I’m beginning to understand why some people worship the moon. She is solitary but consistent, and she comes to me at the end of the day’s loneliest hour.
I never looked for the moon in the city. She appeared a few times, unsought, from behind a high-rise, seeming solemn and dismayed at my vice-filled hands. I would turn away and let the lesser halogen light haze away my sober moment.
Here she does not dictate guilt. The Humboldt hills are the arms of a trusted lover, and she sits easy in their embrace. She is happy I am home at last, my bright, benevolent friend. I raise my face to her in trust when I am lonely.
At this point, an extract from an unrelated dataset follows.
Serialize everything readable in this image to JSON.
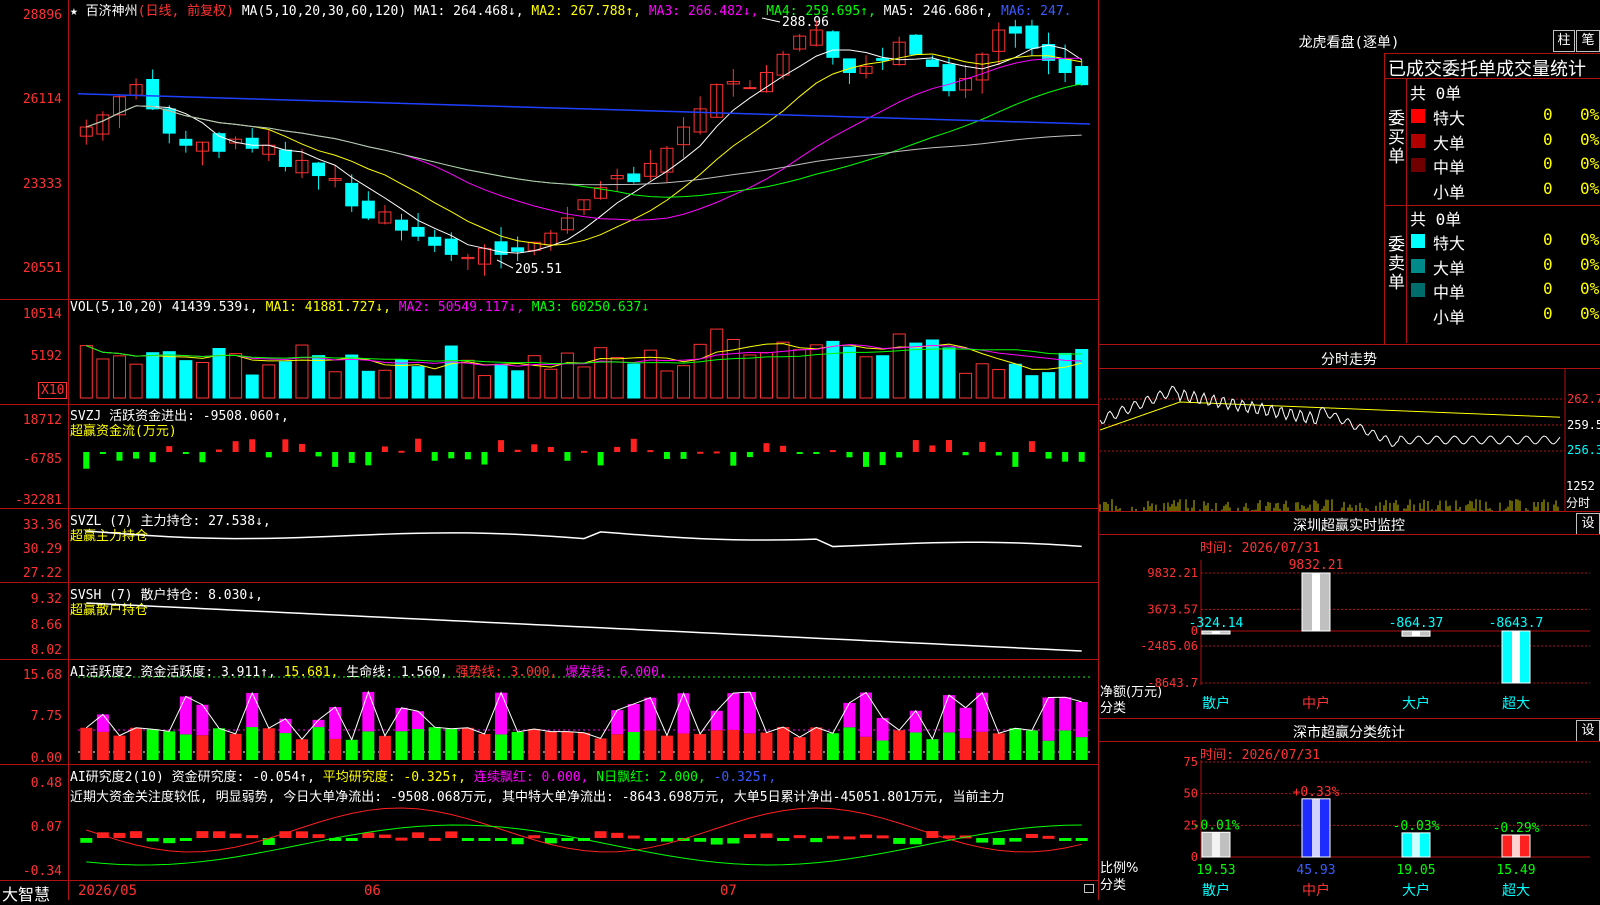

She is not like the sun, who burns my retinas and leaves a neon imprint of regret bobbing in my vision. The moon is homely and accessible. She diets one week and plumps the next. She lets men trample her surface but stays poised, unscathed, serene. I’m beginning to understand why some people worship the moon.